(Web page and app entries)

·····

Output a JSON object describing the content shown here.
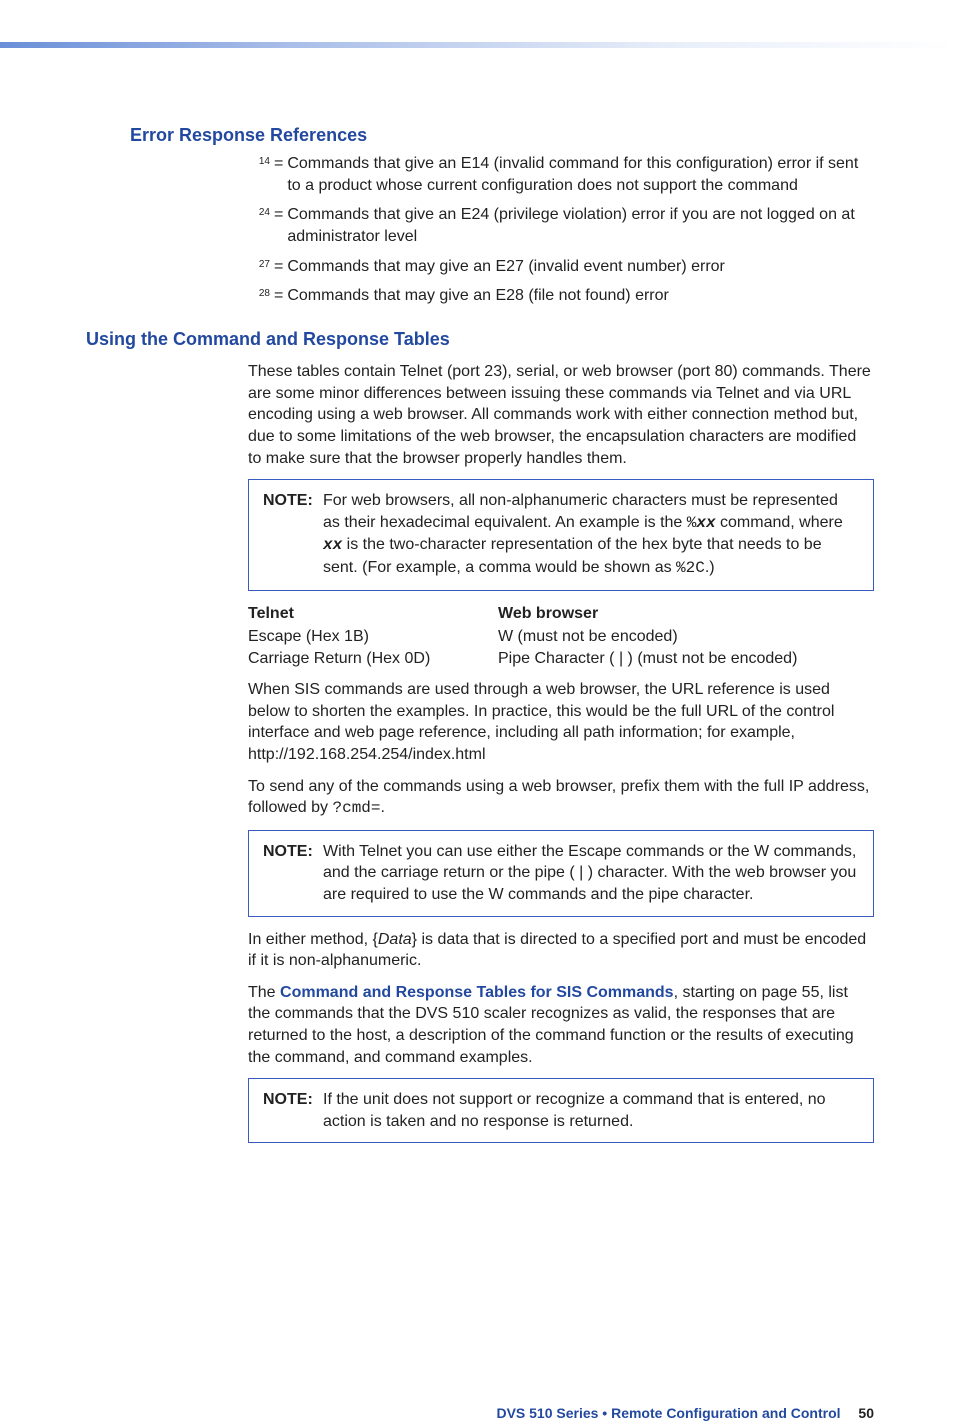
{
  "section1": {
    "title": "Error Response References",
    "refs": [
      {
        "sup": "14",
        "text": "Commands that give an E14 (invalid command for this configuration) error if sent to a product whose current configuration does not support the command"
      },
      {
        "sup": "24",
        "text": "Commands that give an E24 (privilege violation) error if you are not logged on at administrator level"
      },
      {
        "sup": "27",
        "text": "Commands that may give an E27 (invalid event number) error"
      },
      {
        "sup": "28",
        "text": "Commands that may give an E28 (file not found) error"
      }
    ]
  },
  "section2": {
    "title": "Using the Command and Response Tables",
    "intro": "These tables contain Telnet (port 23), serial, or web browser (port 80) commands. There are some minor differences between issuing these commands via Telnet and via URL encoding using a web browser. All commands work with either connection method but, due to some limitations of the web browser, the encapsulation characters are modified to make sure that the browser properly handles them.",
    "note1_label": "NOTE:",
    "note1_a": "For web browsers, all non-alphanumeric characters must be represented as their hexadecimal equivalent. An example is the ",
    "note1_code1": "%xx",
    "note1_b": " command, where ",
    "note1_code2": "xx",
    "note1_c": " is the two-character representation of the hex byte that needs to be sent. (For example, a comma would be shown as ",
    "note1_code3": "%2C",
    "note1_d": ".)",
    "cols": {
      "h1": "Telnet",
      "h2": "Web browser",
      "r1c1": "Escape (Hex 1B)",
      "r1c2": "W (must not be encoded)",
      "r2c1": "Carriage Return (Hex 0D)",
      "r2c2": "Pipe Character ( | ) (must not be encoded)"
    },
    "p2": "When SIS commands are used through a web browser, the URL reference is used below to shorten the examples. In practice, this would be the full URL of the control interface and web page reference, including all path information; for example, http://192.168.254.254/index.html",
    "p3a": "To send any of the commands using a web browser, prefix them with the full IP address, followed by ",
    "p3code": "?cmd=",
    "p3b": ".",
    "note2_label": "NOTE:",
    "note2": "With Telnet you can use either the Escape commands or the W commands, and the carriage return or the pipe ( | ) character. With the web browser you are required to use the W commands and the pipe character.",
    "p4a": "In either method, {",
    "p4i": "Data",
    "p4b": "} is data that is directed to a specified port and must be encoded if it is non-alphanumeric.",
    "p5a": "The ",
    "p5link": "Command and Response Tables for SIS Commands",
    "p5b": ", starting on page 55, list the commands that the DVS 510 scaler recognizes as valid, the responses that are returned to the host, a description of the command function or the results of executing the command, and command examples.",
    "note3_label": "NOTE:",
    "note3": "If the unit does not support or recognize a command that is entered, no action is taken and no response is returned."
  },
  "footer": {
    "series": "DVS 510 Series • Remote Configuration and Control",
    "page": "50"
  }
}
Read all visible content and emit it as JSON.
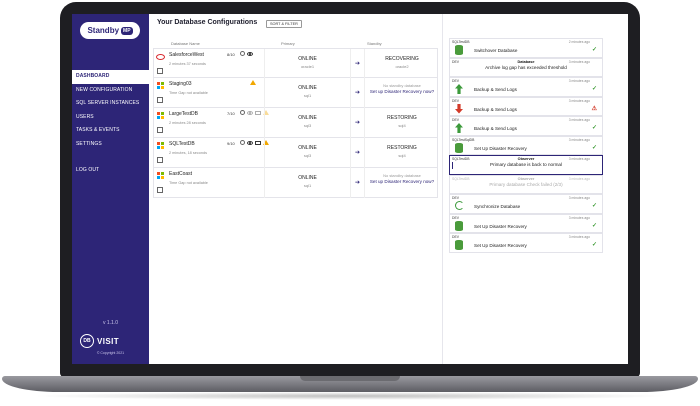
{
  "brand": {
    "name": "Standby",
    "badge": "MP"
  },
  "sidebar": {
    "items": [
      {
        "label": "DASHBOARD",
        "active": true
      },
      {
        "label": "NEW CONFIGURATION",
        "active": false
      },
      {
        "label": "SQL SERVER INSTANCES",
        "active": false
      },
      {
        "label": "USERS",
        "active": false
      },
      {
        "label": "TASKS & EVENTS",
        "active": false
      },
      {
        "label": "SETTINGS",
        "active": false
      }
    ],
    "logout": "LOG OUT",
    "version": "v 1.1.0",
    "company_mark": "DB",
    "company": "VISIT",
    "copyright": "© Copyright 2021"
  },
  "main": {
    "title": "Your Database Configurations",
    "sort_filter": "SORT & FILTER",
    "columns": {
      "database_name": "Database Name",
      "primary": "Primary",
      "standby": "Standby"
    }
  },
  "rows": [
    {
      "name": "SalesforceWest",
      "sub": "2 minutes 37 seconds",
      "count": "8/10",
      "primary_status": "ONLINE",
      "primary_host": "oracle1",
      "standby_status": "RECOVERING",
      "standby_host": "oracle2",
      "standby_none": "",
      "standby_link": ""
    },
    {
      "name": "Staging03",
      "sub": "Time Gap not available",
      "count": "",
      "primary_status": "ONLINE",
      "primary_host": "sql1",
      "standby_status": "",
      "standby_host": "",
      "standby_none": "No standby database",
      "standby_link": "Set up Disaster Recovery now?"
    },
    {
      "name": "LargeTestDB",
      "sub": "2 minutes 28 seconds",
      "count": "7/10",
      "primary_status": "ONLINE",
      "primary_host": "sql3",
      "standby_status": "RESTORING",
      "standby_host": "sql4",
      "standby_none": "",
      "standby_link": ""
    },
    {
      "name": "SQLTestDB",
      "sub": "2 minutes, 18 seconds",
      "count": "9/10",
      "primary_status": "ONLINE",
      "primary_host": "sql3",
      "standby_status": "RESTORING",
      "standby_host": "sql4",
      "standby_none": "",
      "standby_link": ""
    },
    {
      "name": "EastCoast",
      "sub": "Time Gap not available",
      "count": "",
      "primary_status": "ONLINE",
      "primary_host": "sql1",
      "standby_status": "",
      "standby_host": "",
      "standby_none": "No standby database",
      "standby_link": "Set up Disaster Recovery now?"
    }
  ],
  "feed": [
    {
      "env": "SQLTestDB",
      "time": "2 minutes ago",
      "text": "Switchover Database",
      "status": "✓"
    },
    {
      "env": "DEV",
      "time": "3 minutes ago",
      "title": "Database",
      "text": "Archive log gap has exceeded threshold"
    },
    {
      "env": "DEV",
      "time": "3 minutes ago",
      "text": "Backup & Send Logs",
      "status": "✓"
    },
    {
      "env": "DEV",
      "time": "3 minutes ago",
      "text": "Backup & Send Logs",
      "status": "⚠"
    },
    {
      "env": "DEV",
      "time": "3 minutes ago",
      "text": "Backup & Send Logs",
      "status": "✓"
    },
    {
      "env": "SQLTestSqlDB",
      "time": "3 minutes ago",
      "text": "Set Up Disaster Recovery",
      "status": "✓"
    },
    {
      "env": "SQLTestDB",
      "time": "3 minutes ago",
      "title": "Observer",
      "text": "Primary database is back to normal"
    },
    {
      "env": "SQLTestDB",
      "time": "3 minutes ago",
      "title": "Observer",
      "text": "Primary database Check failed (2/3)"
    },
    {
      "env": "DEV",
      "time": "3 minutes ago",
      "text": "Synchronize Database",
      "status": "✓"
    },
    {
      "env": "DEV",
      "time": "3 minutes ago",
      "text": "Set Up Disaster Recovery",
      "status": "✓"
    },
    {
      "env": "DEV",
      "time": "3 minutes ago",
      "text": "Set Up Disaster Recovery",
      "status": "✓"
    }
  ],
  "colors": {
    "brand": "#2d2577",
    "ok": "#3a9a33",
    "error": "#d33b2a",
    "warning": "#f1a700",
    "oracle": "#d9262c"
  }
}
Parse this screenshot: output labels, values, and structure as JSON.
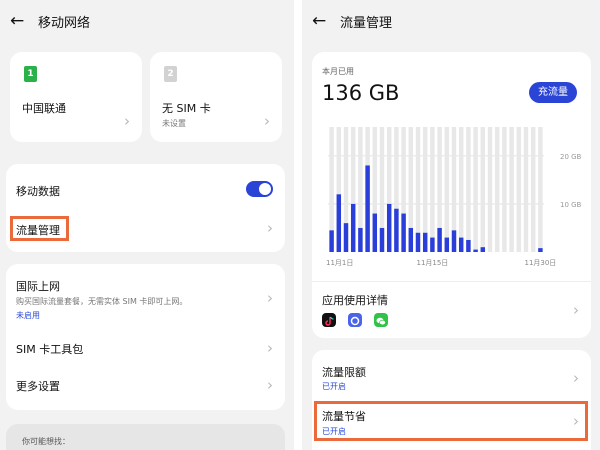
{
  "left": {
    "header": {
      "title": "移动网络"
    },
    "sims": [
      {
        "slot": "1",
        "name": "中国联通",
        "sub": "",
        "color": "#2bb14a"
      },
      {
        "slot": "2",
        "name": "无 SIM 卡",
        "sub": "未设置",
        "color": "#cfcfcf"
      }
    ],
    "mobile_data": {
      "label": "移动数据",
      "enabled": true
    },
    "traffic_mgmt": {
      "label": "流量管理"
    },
    "intl": {
      "label": "国际上网",
      "desc": "购买国际流量套餐，无需实体 SIM 卡即可上网。",
      "status": "未启用"
    },
    "sim_toolkit": {
      "label": "SIM 卡工具包"
    },
    "more_settings": {
      "label": "更多设置"
    },
    "suggest": {
      "label": "你可能想找："
    }
  },
  "right": {
    "header": {
      "title": "流量管理"
    },
    "usage": {
      "label": "本月已用",
      "value": "136 GB",
      "button": "充流量"
    },
    "app_usage": {
      "label": "应用使用详情"
    },
    "limit": {
      "label": "流量限额",
      "status": "已开启"
    },
    "saver": {
      "label": "流量节省",
      "status": "已开启"
    },
    "colors": {
      "accent": "#2a45d6",
      "highlight": "#ea6a3c"
    }
  },
  "chart_data": {
    "type": "bar",
    "y_tick_labels": [
      "20 GB",
      "10 GB"
    ],
    "y_ticks": [
      20,
      10
    ],
    "ylim": [
      0,
      26
    ],
    "x_tick_labels": [
      "11月1日",
      "11月15日",
      "11月30日"
    ],
    "x_tick_days": [
      1,
      15,
      30
    ],
    "days": [
      1,
      2,
      3,
      4,
      5,
      6,
      7,
      8,
      9,
      10,
      11,
      12,
      13,
      14,
      15,
      16,
      17,
      18,
      19,
      20,
      21,
      22,
      23,
      24,
      25,
      26,
      27,
      28,
      29,
      30
    ],
    "values": [
      4.5,
      12,
      6,
      10,
      5,
      18,
      8,
      5,
      10,
      9,
      8,
      5,
      4,
      4,
      3,
      5,
      3,
      4.5,
      3,
      2.5,
      0.5,
      1,
      0,
      0,
      0,
      0,
      0,
      0,
      0,
      0.8
    ],
    "bar_color": "#2a3fd9",
    "track_color": "#e8e8e8",
    "grid": true
  }
}
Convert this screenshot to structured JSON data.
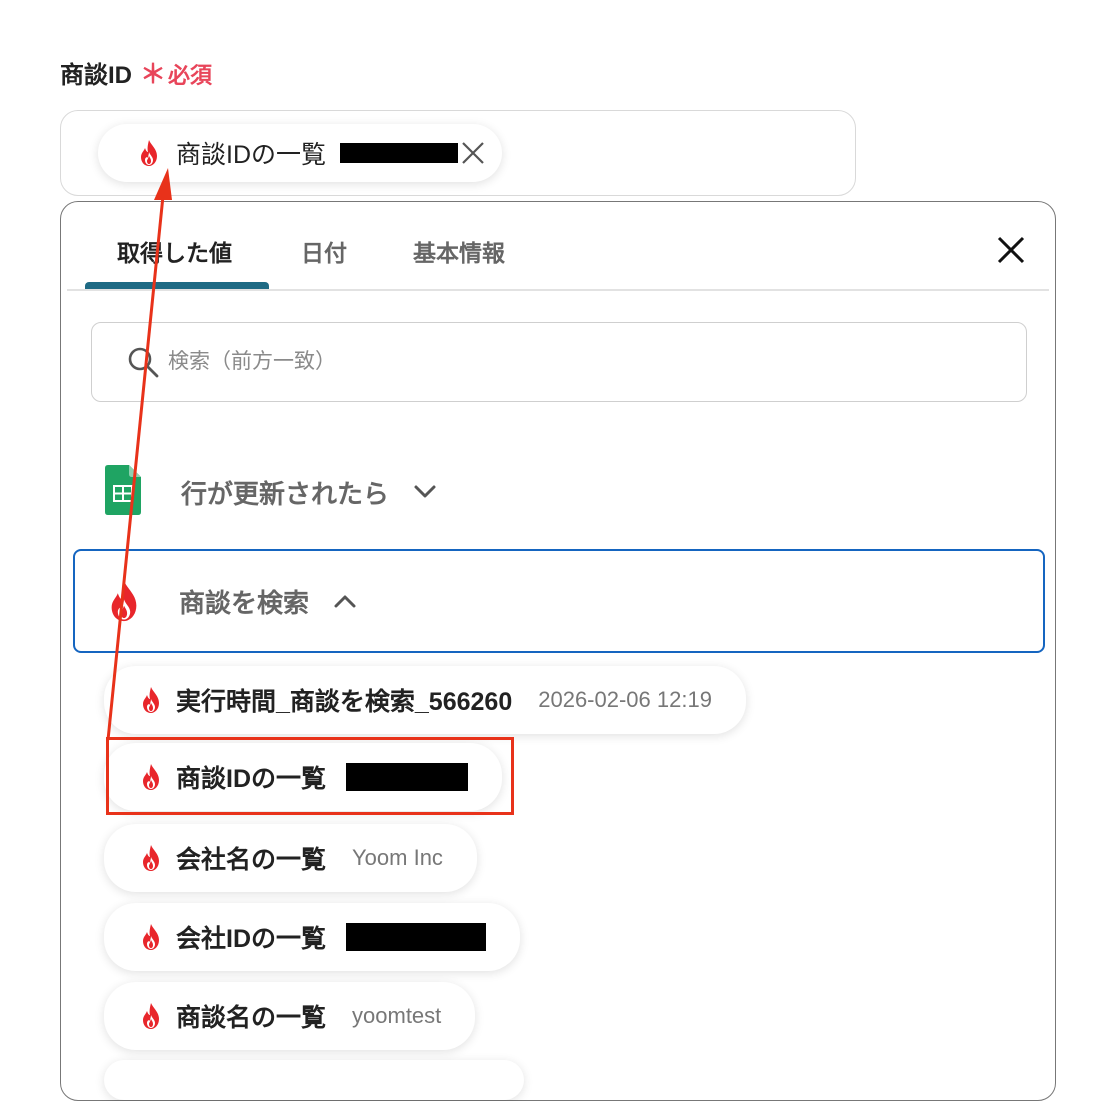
{
  "field": {
    "label": "商談ID",
    "required_star": "＊",
    "required_text": "必須",
    "selected_chip": {
      "label": "商談IDの一覧",
      "icon": "flame-icon",
      "value_redacted": true
    }
  },
  "panel": {
    "tabs": [
      {
        "label": "取得した値",
        "active": true
      },
      {
        "label": "日付",
        "active": false
      },
      {
        "label": "基本情報",
        "active": false
      }
    ],
    "search_placeholder": "検索（前方一致）",
    "groups": [
      {
        "label": "行が更新されたら",
        "icon": "google-sheets-icon",
        "expanded": false
      },
      {
        "label": "商談を検索",
        "icon": "flame-icon",
        "expanded": true
      }
    ],
    "outputs": [
      {
        "name": "実行時間_商談を検索_566260",
        "value": "2026-02-06 12:19"
      },
      {
        "name": "商談IDの一覧",
        "value": "",
        "redacted": true
      },
      {
        "name": "会社名の一覧",
        "value": "Yoom Inc"
      },
      {
        "name": "会社IDの一覧",
        "value": "",
        "redacted": true
      },
      {
        "name": "商談名の一覧",
        "value": "yoomtest"
      }
    ]
  },
  "colors": {
    "accent": "#1e6a84",
    "focus_border": "#1565c0",
    "required": "#e8455a",
    "annotation": "#e8321a",
    "flame": "#e8262b"
  }
}
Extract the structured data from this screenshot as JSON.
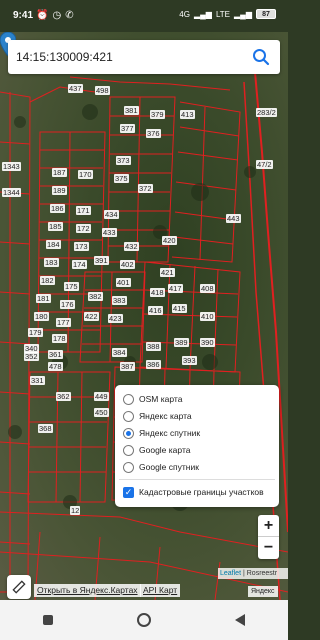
{
  "status_bar": {
    "time": "9:41",
    "left_icons": [
      "alarm-icon",
      "clock-icon",
      "whatsapp-icon"
    ],
    "signal_4g": "4G",
    "signal_lte": "LTE",
    "battery": "87"
  },
  "search": {
    "value": "14:15:130009:421",
    "icon": "search-icon"
  },
  "parcels": [
    {
      "label": "437"
    },
    {
      "label": "498"
    },
    {
      "label": "381"
    },
    {
      "label": "379"
    },
    {
      "label": "377"
    },
    {
      "label": "376"
    },
    {
      "label": "373"
    },
    {
      "label": "187"
    },
    {
      "label": "170"
    },
    {
      "label": "189"
    },
    {
      "label": "186"
    },
    {
      "label": "171"
    },
    {
      "label": "185"
    },
    {
      "label": "172"
    },
    {
      "label": "184"
    },
    {
      "label": "173"
    },
    {
      "label": "183"
    },
    {
      "label": "174"
    },
    {
      "label": "182"
    },
    {
      "label": "175"
    },
    {
      "label": "181"
    },
    {
      "label": "176"
    },
    {
      "label": "180"
    },
    {
      "label": "177"
    },
    {
      "label": "179"
    },
    {
      "label": "178"
    },
    {
      "label": "340"
    },
    {
      "label": "478"
    },
    {
      "label": "352"
    },
    {
      "label": "361"
    },
    {
      "label": "331"
    },
    {
      "label": "362"
    },
    {
      "label": "368"
    },
    {
      "label": "375"
    },
    {
      "label": "372"
    },
    {
      "label": "434"
    },
    {
      "label": "433"
    },
    {
      "label": "432"
    },
    {
      "label": "391"
    },
    {
      "label": "402"
    },
    {
      "label": "401"
    },
    {
      "label": "382"
    },
    {
      "label": "383"
    },
    {
      "label": "422"
    },
    {
      "label": "423"
    },
    {
      "label": "416"
    },
    {
      "label": "415"
    },
    {
      "label": "417"
    },
    {
      "label": "418"
    },
    {
      "label": "420"
    },
    {
      "label": "421"
    },
    {
      "label": "384"
    },
    {
      "label": "388"
    },
    {
      "label": "389"
    },
    {
      "label": "386"
    },
    {
      "label": "387"
    },
    {
      "label": "393"
    },
    {
      "label": "390"
    },
    {
      "label": "449"
    },
    {
      "label": "450"
    },
    {
      "label": "443"
    },
    {
      "label": "1343"
    },
    {
      "label": "1344"
    },
    {
      "label": "283/2"
    },
    {
      "label": "47/2"
    },
    {
      "label": "413"
    },
    {
      "label": "408"
    },
    {
      "label": "410"
    },
    {
      "label": "12"
    }
  ],
  "layers": {
    "options": [
      {
        "label": "OSM карта",
        "selected": false
      },
      {
        "label": "Яндекс карта",
        "selected": false
      },
      {
        "label": "Яндекс спутник",
        "selected": true
      },
      {
        "label": "Google карта",
        "selected": false
      },
      {
        "label": "Google спутник",
        "selected": false
      }
    ],
    "overlay": {
      "label": "Кадастровые границы участков",
      "checked": true
    }
  },
  "zoom": {
    "in": "+",
    "out": "−"
  },
  "attribution": {
    "leaflet": "Leaflet",
    "rest": " | Rosreestr"
  },
  "links": {
    "open_yandex": "Открыть в Яндекс.Картах",
    "api": "API Карт",
    "yandex_logo": "Яндекс"
  },
  "colors": {
    "parcel_border": "#e02020",
    "accent": "#1a73e8"
  }
}
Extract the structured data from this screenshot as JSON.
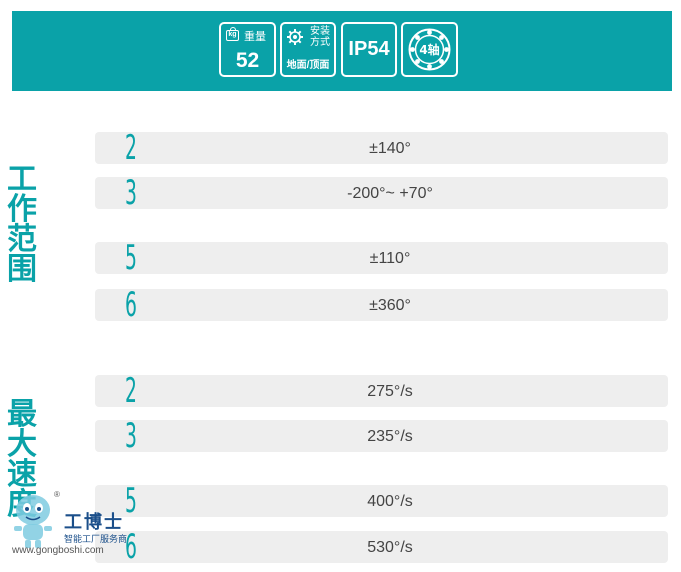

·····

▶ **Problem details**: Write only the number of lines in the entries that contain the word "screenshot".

▶ **Output**: 4